Science and the original trilogy
Analysis of blaster fire
There’s even a wikipedia article on science and Star Wars
Star Wars in the style of early Christian artwork
Iconic images recreated with Star Wars figures
Star Wars in the style of classic Ottoman art
Star Wars and Dr Seuss also this one and this one
Star Wars and Lego and Escher
Star Wars anime
Star Wars family portraits
Vintage travel posters
Star Wars reimagined as traditional Japanese artwork
Star Wars and Māori tattoo iconography (remember, there is a Māori face under all those Stormtrooper helmets)
Star Wars visuals reinterpreted alongside contemporary art
Star Wars in the style of 1980s High School movies
Star Wars meets the pulps
Star Wars spaghetti westerns
Russ Meyer Star Wars
Blaxpoitation Star Wars
Star Wars in World War II (figures)
Steampunk Star Wars, 2D
Steampunk Star Wars, 2D, alternative take
Steampunk Star Wars, 3D
Horror Star Wars (this one an official Lucasfilm product)
Star Wars in Edo Japan (action figures)
Samurai Star Wars (artwork)
Samurai Boba Fett action figure
Baroque Star Wars
More of Sillof’s Star Wars custom figures
Grounded Star Wars:
Star Wars and Cops (this one is the grandaddy of fan films)
Darth Vader in love
Star Wars and Ikea
Vader goes to anger management
Death Star insurance
Star wars helpdesk
Star Wars meets real life
Star Wars characters in real-world settings
If Star Wars characters lived in our world
Star Wars over San Francisco
Star Wars in World War II (photos)
A global movement for a little girl who was being bullied
Growing up Star Wars
Star Wars and learning the alphabet
Star Wars family life cartoons
Joking but also serious advice about how to present Star Wars to your kids
Girl hits Darth Vader in the head
And much, much more:
Star Wars and Parisian subway tickets
Star Wars Jesus on the cross dress-up
Vader: yes Man
Political critique via Star Wars satire
Star Wars corsetry
Jar Jar in carbonite and George Lucas in carbonite
Whatever the hell this is
The Balance of the Force
So… what to make of this?
Star Wars has become a modern mythocultural iconography. It is truly global, crossing lines of faith and culture. It provides a numinous, heroic frame that can be applied to everything quotidian, either for dramatic or ironic effect. When children wave a toy lightsaber, they touch a romantic, untainted path. When Darth Vader struggles with insurance forms, we laugh as we recognise that no path can remain untainted. Messy compromise and competing truths are unavoidable; the challenge is to retain a hold, however lightly, on the promise of romance.

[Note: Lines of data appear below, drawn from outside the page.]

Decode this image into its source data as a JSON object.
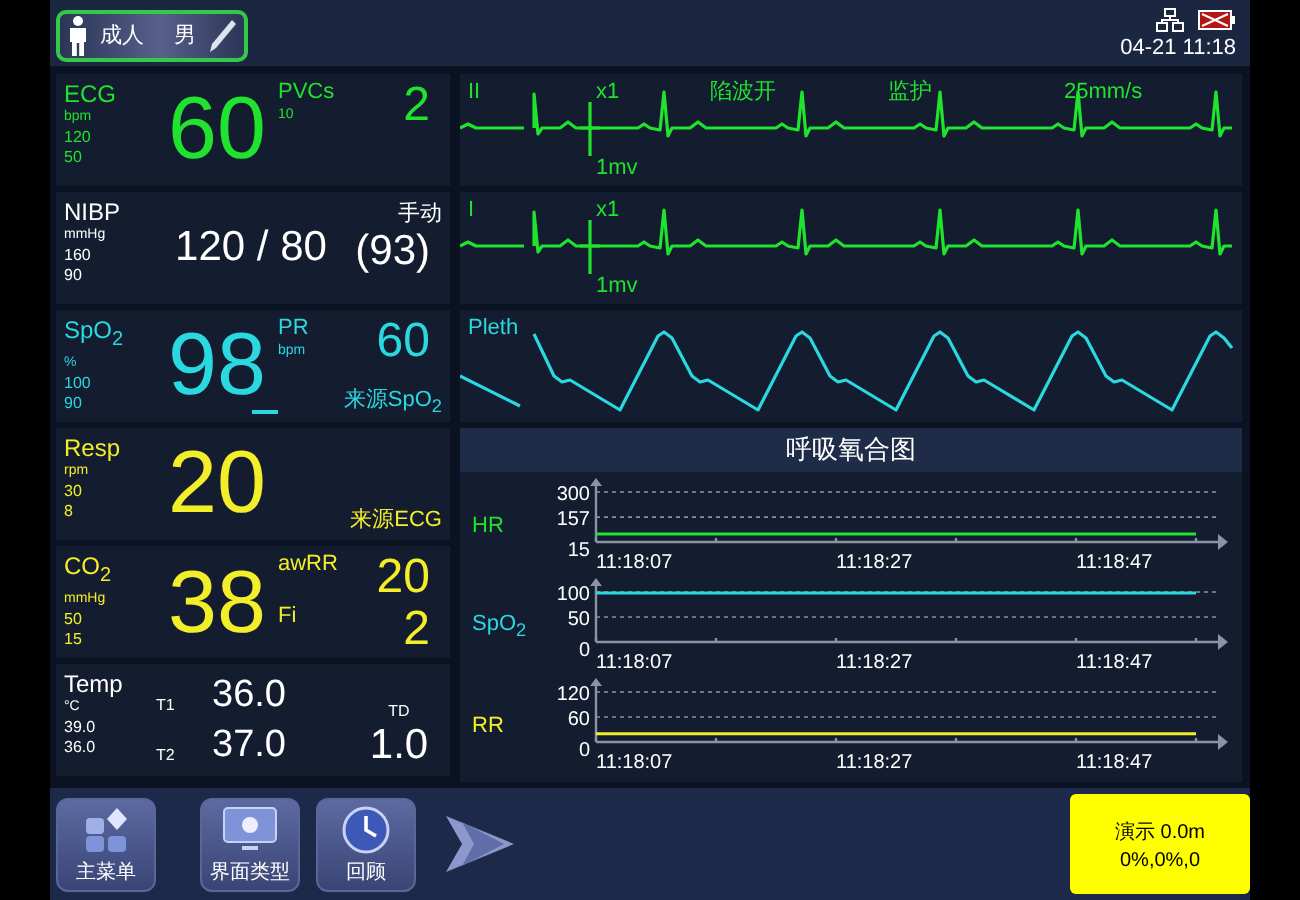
{
  "patient": {
    "category": "成人",
    "sex": "男"
  },
  "status": {
    "datetime": "04-21 11:18"
  },
  "panels": [
    {
      "kind": "vital",
      "label": "ECG",
      "unit": "bpm",
      "high": "120",
      "low": "50",
      "value": "60",
      "color": "#1fe32e",
      "side": [
        {
          "label": "PVCs",
          "sub": "10",
          "value": "2"
        }
      ]
    },
    {
      "kind": "nibp",
      "label": "NIBP",
      "unit": "mmHg",
      "high": "160",
      "low": "90",
      "value": "120 / 80",
      "color": "#ffffff",
      "mode": "手动",
      "mean": "(93)"
    },
    {
      "kind": "vital",
      "label": "SpO$_{2}$",
      "unit": "%",
      "high": "100",
      "low": "90",
      "value": "98",
      "color": "#2ad8e0",
      "side": [
        {
          "label": "PR",
          "sub": "bpm",
          "value": "60"
        }
      ],
      "note": "来源SpO$_{2}$",
      "pulse_bar": true
    },
    {
      "kind": "vital",
      "label": "Resp",
      "unit": "rpm",
      "high": "30",
      "low": "8",
      "value": "20",
      "color": "#f3ee2a",
      "note": "来源ECG"
    },
    {
      "kind": "vital",
      "label": "CO$_{2}$",
      "unit": "mmHg",
      "high": "50",
      "low": "15",
      "value": "38",
      "color": "#f3ee2a",
      "side": [
        {
          "label": "awRR",
          "value": "20"
        },
        {
          "label": "Fi",
          "value": "2"
        }
      ]
    },
    {
      "kind": "temp",
      "label": "Temp",
      "unit": "°C",
      "high": "39.0",
      "low": "36.0",
      "color": "#ffffff",
      "t1": {
        "label": "T1",
        "value": "36.0"
      },
      "t2": {
        "label": "T2",
        "value": "37.0"
      },
      "td": {
        "label": "TD",
        "value": "1.0"
      }
    }
  ],
  "waves": [
    {
      "kind": "ecg",
      "label": "II",
      "color": "#1fe32e",
      "gain": "x1",
      "scale": "1mv",
      "filter": "陷波开",
      "mode": "监护",
      "speed": "25mm/s"
    },
    {
      "kind": "ecg",
      "label": "I",
      "color": "#1fe32e",
      "gain": "x1",
      "scale": "1mv"
    },
    {
      "kind": "pleth",
      "label": "Pleth",
      "color": "#2ad8e0"
    }
  ],
  "trends": {
    "title": "呼吸氧合图",
    "charts": [
      {
        "chart_data": {
          "type": "line",
          "ylabel": "HR",
          "categories": [
            "11:18:07",
            null,
            "11:18:27",
            null,
            "11:18:47",
            null
          ],
          "ylim": [
            15,
            300
          ],
          "yticks": [
            15,
            157,
            300
          ],
          "series": [
            {
              "color": "#1fe32e",
              "values": [
                60,
                60,
                60,
                60,
                60,
                60
              ]
            }
          ]
        }
      },
      {
        "chart_data": {
          "type": "line",
          "ylabel": "SpO$_{2}$",
          "categories": [
            "11:18:07",
            null,
            "11:18:27",
            null,
            "11:18:47",
            null
          ],
          "ylim": [
            0,
            100
          ],
          "yticks": [
            0,
            50,
            100
          ],
          "series": [
            {
              "color": "#2ad8e0",
              "values": [
                98,
                98,
                98,
                98,
                98,
                98
              ]
            }
          ]
        }
      },
      {
        "chart_data": {
          "type": "line",
          "ylabel": "RR",
          "categories": [
            "11:18:07",
            null,
            "11:18:27",
            null,
            "11:18:47",
            null
          ],
          "ylim": [
            0,
            120
          ],
          "yticks": [
            0,
            60,
            120
          ],
          "series": [
            {
              "color": "#f3ee2a",
              "values": [
                20,
                20,
                20,
                20,
                20,
                20
              ]
            }
          ]
        }
      }
    ]
  },
  "buttons": [
    {
      "kind": "menu",
      "label": "主菜单"
    },
    {
      "kind": "display",
      "label": "界面类型"
    },
    {
      "kind": "clock",
      "label": "回顾"
    }
  ],
  "demo": {
    "line_1": "演示 0.0m",
    "line_2": "0%,0%,0"
  }
}
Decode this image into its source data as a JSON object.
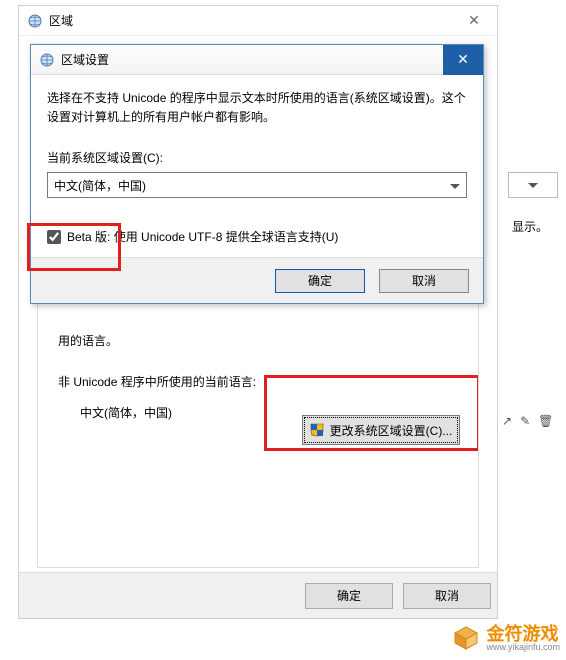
{
  "parent_window": {
    "title": "区域",
    "body": {
      "used_language_fragment": "用的语言。",
      "non_unicode_label": "非 Unicode 程序中所使用的当前语言:",
      "non_unicode_value": "中文(简体，中国)",
      "change_locale_label": "更改系统区域设置(C)..."
    },
    "buttons": {
      "ok": "确定",
      "cancel": "取消"
    }
  },
  "right_panel": {
    "show_fragment": "显示。"
  },
  "modal": {
    "title": "区域设置",
    "description": "选择在不支持 Unicode 的程序中显示文本时所使用的语言(系统区域设置)。这个设置对计算机上的所有用户帐户都有影响。",
    "locale_label": "当前系统区域设置(C):",
    "locale_value": "中文(简体，中国)",
    "beta_checkbox_label": "Beta 版: 使用 Unicode UTF-8 提供全球语言支持(U)",
    "beta_checked": true,
    "buttons": {
      "ok": "确定",
      "cancel": "取消"
    }
  },
  "watermark": {
    "name": "金符游戏",
    "domain": "www.yikajinfu.com"
  }
}
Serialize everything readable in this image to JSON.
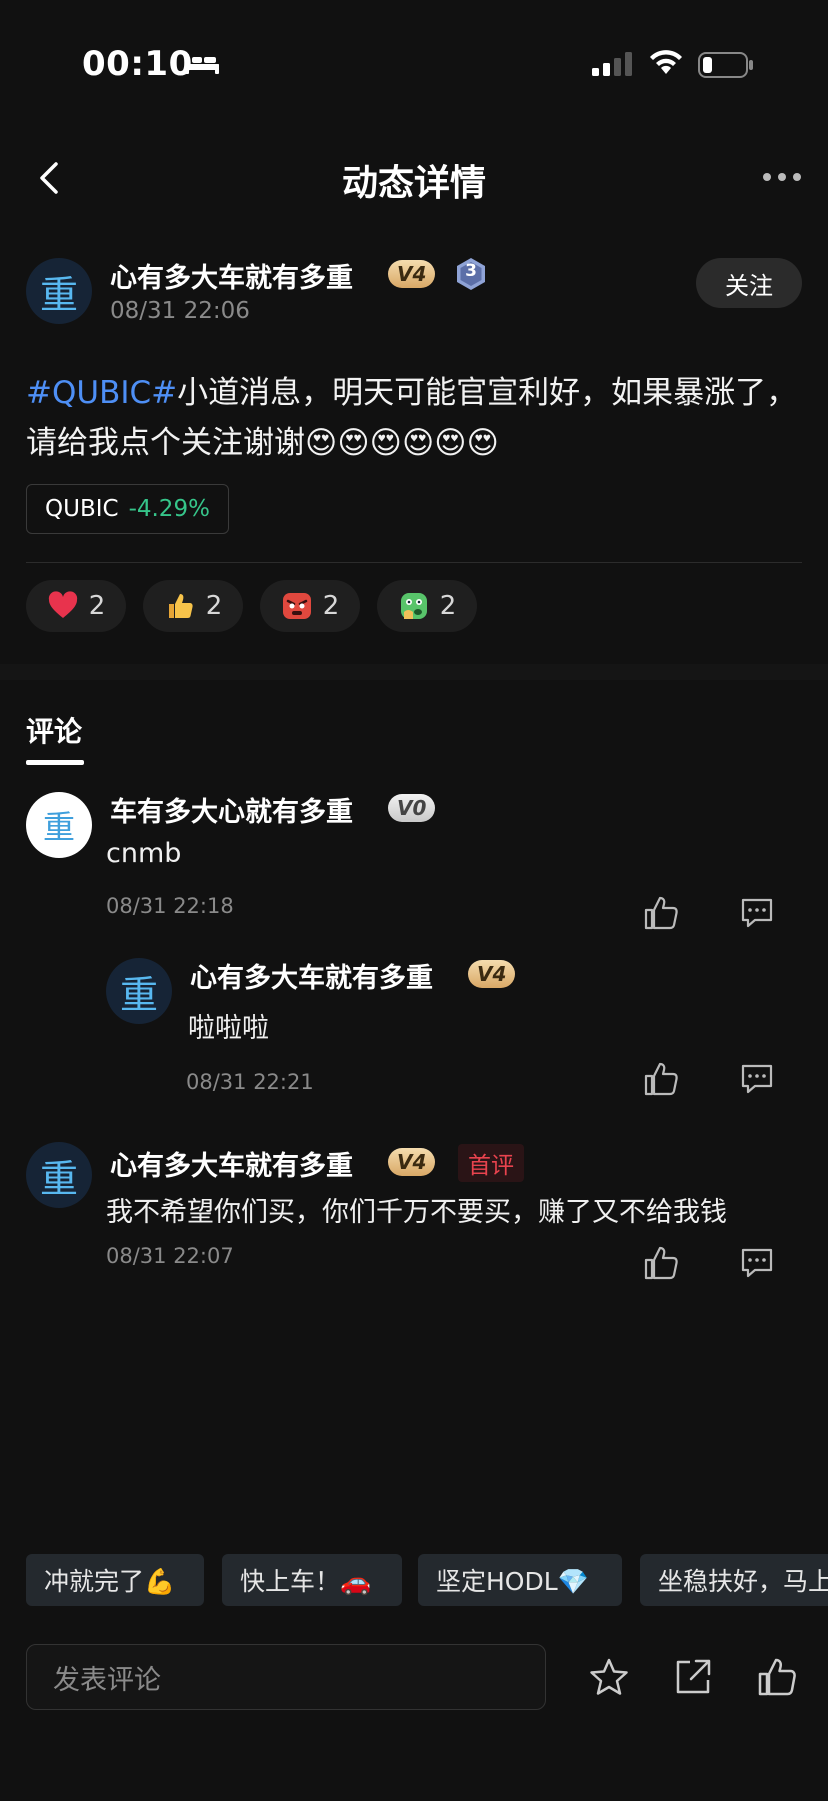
{
  "status_bar": {
    "time": "00:10"
  },
  "nav": {
    "title": "动态详情"
  },
  "post": {
    "author": {
      "avatar_char": "重",
      "name": "心有多大车就有多重",
      "vip_badge": "V4",
      "level": "3",
      "time": "08/31 22:06"
    },
    "follow_label": "关注",
    "hashtag": "#QUBIC#",
    "body": "小道消息，明天可能官宣利好，如果暴涨了，请给我点个关注谢谢😍😍😍😍😍😍",
    "ticker": {
      "symbol": "QUBIC",
      "change": "-4.29%",
      "change_color": "#36c58a"
    },
    "reactions": [
      {
        "icon": "heart-icon",
        "count": "2"
      },
      {
        "icon": "thumbs-up-emoji-icon",
        "count": "2"
      },
      {
        "icon": "angry-face-icon",
        "count": "2"
      },
      {
        "icon": "sick-face-icon",
        "count": "2"
      }
    ]
  },
  "comments_tab": "评论",
  "comments": [
    {
      "avatar_char": "重",
      "name": "车有多大心就有多重",
      "badge": "V0",
      "text": "cnmb",
      "time": "08/31 22:18"
    },
    {
      "avatar_char": "重",
      "name": "心有多大车就有多重",
      "badge": "V4",
      "text": "啦啦啦",
      "time": "08/31 22:21"
    },
    {
      "avatar_char": "重",
      "name": "心有多大车就有多重",
      "badge": "V4",
      "first_tag": "首评",
      "text": "我不希望你们买，你们千万不要买，赚了又不给我钱",
      "time": "08/31 22:07"
    }
  ],
  "quick_replies": [
    "冲就完了💪",
    "快上车！🚗",
    "坚定HODL💎",
    "坐稳扶好，马上"
  ],
  "bottom": {
    "input_placeholder": "发表评论"
  },
  "colors": {
    "background": "#111111",
    "hashtag": "#4e8ff5",
    "first_tag": "#e8434e",
    "vip_gold": "#d9a866"
  }
}
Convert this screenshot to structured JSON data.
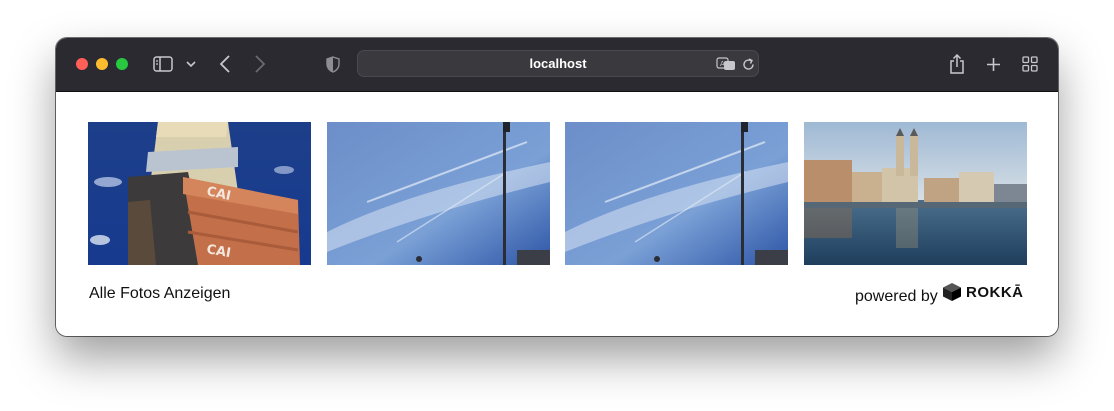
{
  "browser": {
    "url": "localhost",
    "icons": [
      "sidebar-toggle-icon",
      "chevron-down-icon",
      "back-arrow-icon",
      "forward-arrow-icon",
      "privacy-shield-icon",
      "translate-icon",
      "reload-icon",
      "share-icon",
      "new-tab-plus-icon",
      "tab-overview-icon"
    ]
  },
  "gallery": {
    "photos": [
      {
        "subject": "stacked shipping containers tower against blue sky"
      },
      {
        "subject": "blue sky with contrails and a flagpole"
      },
      {
        "subject": "blue sky with contrails and a flagpole"
      },
      {
        "subject": "Zurich Grossmünster and riverside buildings reflected in the Limmat"
      }
    ],
    "all_photos_label": "Alle Fotos Anzeigen",
    "powered_by_label": "powered by",
    "brand_name": "ROKKĀ"
  },
  "colors": {
    "toolbar": "#2b2a30",
    "close": "#fe5f57",
    "minimize": "#febc2e",
    "zoom": "#28c840"
  }
}
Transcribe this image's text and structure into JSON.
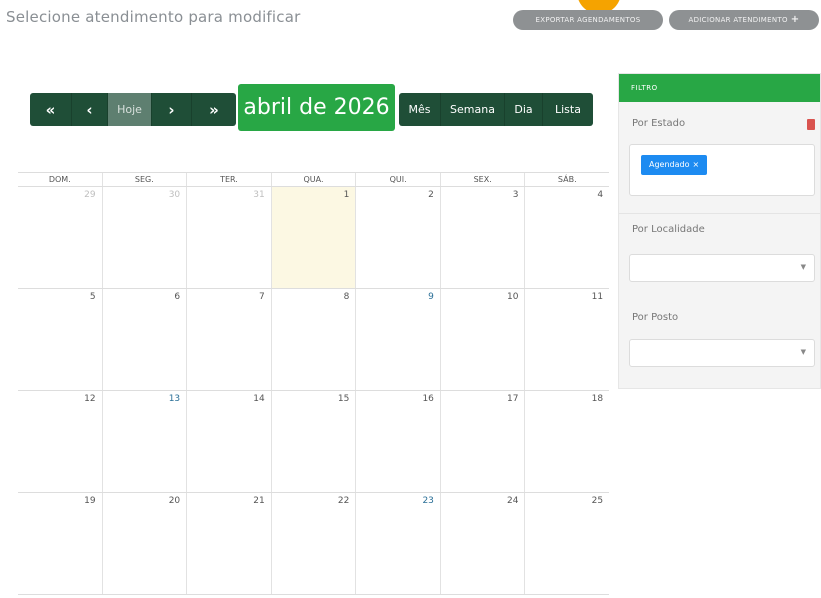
{
  "page": {
    "title": "Selecione atendimento para modificar"
  },
  "actions": {
    "export_label": "EXPORTAR AGENDAMENTOS",
    "add_label": "ADICIONAR ATENDIMENTO",
    "add_icon": "plus-icon"
  },
  "toolbar": {
    "prev_year": "«",
    "prev": "‹",
    "today": "Hoje",
    "next": "›",
    "next_year": "»",
    "month_title": "abril de 2026",
    "views": [
      "Mês",
      "Semana",
      "Dia",
      "Lista"
    ]
  },
  "calendar": {
    "weekdays": [
      "DOM.",
      "SEG.",
      "TER.",
      "QUA.",
      "QUI.",
      "SEX.",
      "SÁB."
    ],
    "weeks": [
      [
        "29",
        "30",
        "31",
        "1",
        "2",
        "3",
        "4"
      ],
      [
        "5",
        "6",
        "7",
        "8",
        "9",
        "10",
        "11"
      ],
      [
        "12",
        "13",
        "14",
        "15",
        "16",
        "17",
        "18"
      ],
      [
        "19",
        "20",
        "21",
        "22",
        "23",
        "24",
        "25"
      ]
    ],
    "today": "1"
  },
  "filter": {
    "header": "FILTRO",
    "estado_label": "Por Estado",
    "estado_tag": "Agendado",
    "estado_tag_remove": "×",
    "localidade_label": "Por Localidade",
    "localidade_value": "",
    "posto_label": "Por Posto",
    "posto_value": "",
    "colors": {
      "accent": "#28a745",
      "toolbar": "#1f4e37",
      "tag": "#1d8bf1"
    }
  }
}
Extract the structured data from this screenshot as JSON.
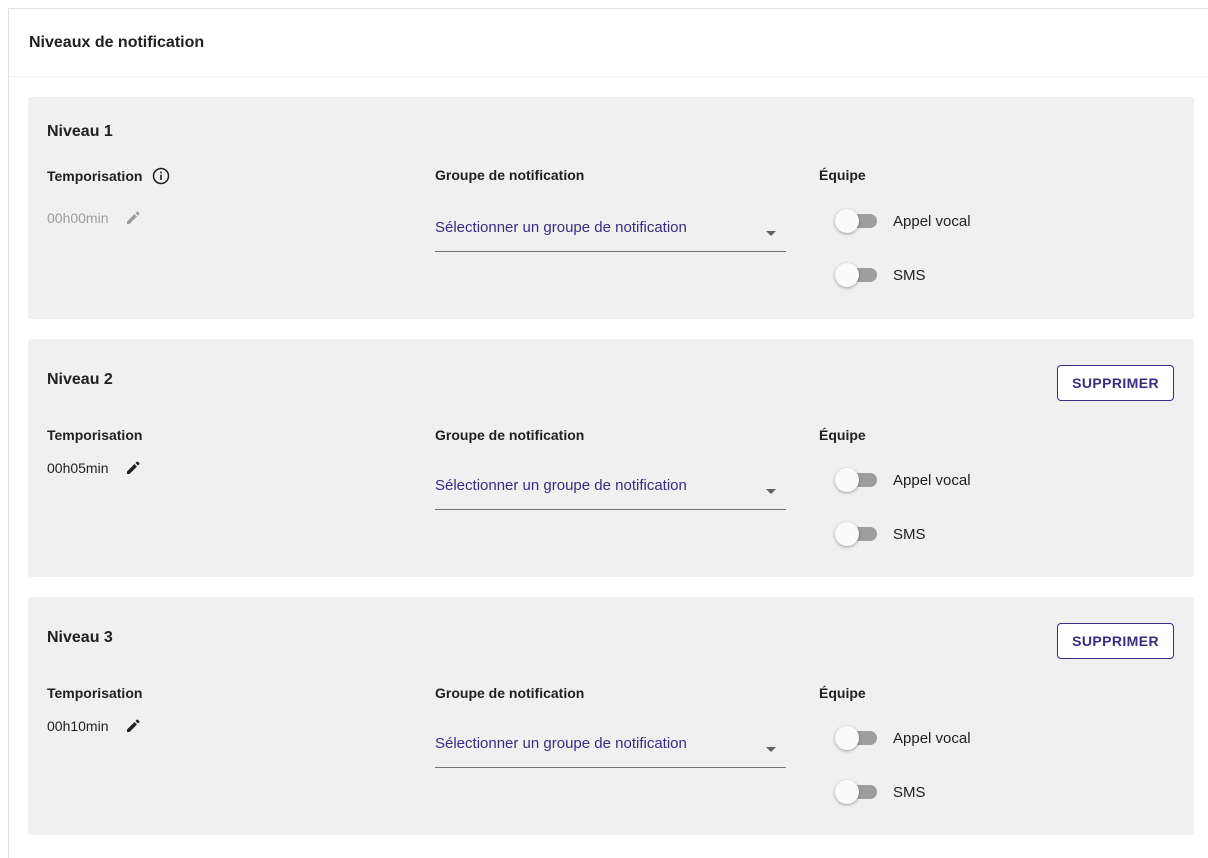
{
  "panel": {
    "title": "Niveaux de notification"
  },
  "labels": {
    "temporisation": "Temporisation",
    "group": "Groupe de notification",
    "team": "Équipe",
    "voice": "Appel vocal",
    "sms": "SMS",
    "delete": "SUPPRIMER",
    "group_placeholder": "Sélectionner un groupe de notification"
  },
  "levels": [
    {
      "title": "Niveau 1",
      "delay": "00h00min",
      "delay_editable": false,
      "has_info_icon": true,
      "deletable": false,
      "voice_enabled": false,
      "sms_enabled": false
    },
    {
      "title": "Niveau 2",
      "delay": "00h05min",
      "delay_editable": true,
      "has_info_icon": false,
      "deletable": true,
      "voice_enabled": false,
      "sms_enabled": false
    },
    {
      "title": "Niveau 3",
      "delay": "00h10min",
      "delay_editable": true,
      "has_info_icon": false,
      "deletable": true,
      "voice_enabled": false,
      "sms_enabled": false
    }
  ],
  "colors": {
    "accent": "#3c2b80",
    "card_background": "#f0f0f0",
    "disabled_text": "#9e9e9e",
    "switch_track_off": "#9e9e9e"
  },
  "icons": {
    "info": "info-icon",
    "edit": "pencil-icon",
    "dropdown": "caret-down-icon"
  }
}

Like other mythic iconography, then, Star Wars gives us a way to think about the balance between the mundane and the mystic. It is a set of symbols that we can use to work a little magic in our lives. Yes, they are shallow symbols when compared to the parables of Jesus or the Kabbalah Tree of Life or the Agrippa Pentagram; but while this limits the work they can do for us, it also frees them to be used by everybody. Star Wars is a handy, fun toolkit we can use to step lightly into another frame of reference; to illuminate this world now and here by playful invocation of another world, one from a long time ago, in a galaxy far, far away.
morgue (Morgan Davie) can be found on twitter @mr_orgue. He is not a Jedi. Still, he sorta feels he has to lay down his own Star Wars credentials here, so: He was born the year before Star Wars appeared. He saw it on the big screen some years later, in revival at the Naenae picture house, back when Naenae had a picture house. He bought Splinter of the Mind’s Eye at a second-hand bookshop, cut the Star Wars comic page out of the NZ Woman’s Weekly, traded Return of the Jedi cards under the table at school, and saved money to buy a Speeder Bike. He bought the Timothy Zahn books, but then made the mistake of buying the Kevin J Anderson books. He kinda enjoyed the Phantom Menace and Attack of the Clones, but he hated Revenge of the Sith. He hasn’t watched the original trilogy in well over a decade and feels no rush to remedy that.
If you’ve read all the way down here you might be the kind of person who’d be interested in reading his 2010 inauguration of the Pantheon of Plastic, the first people ever to have action figures made of two separate characters; or his 2007 list of the top 10 casting choices in science fiction and fantasy. No prizes guessing which Star Wars actor features in both lists.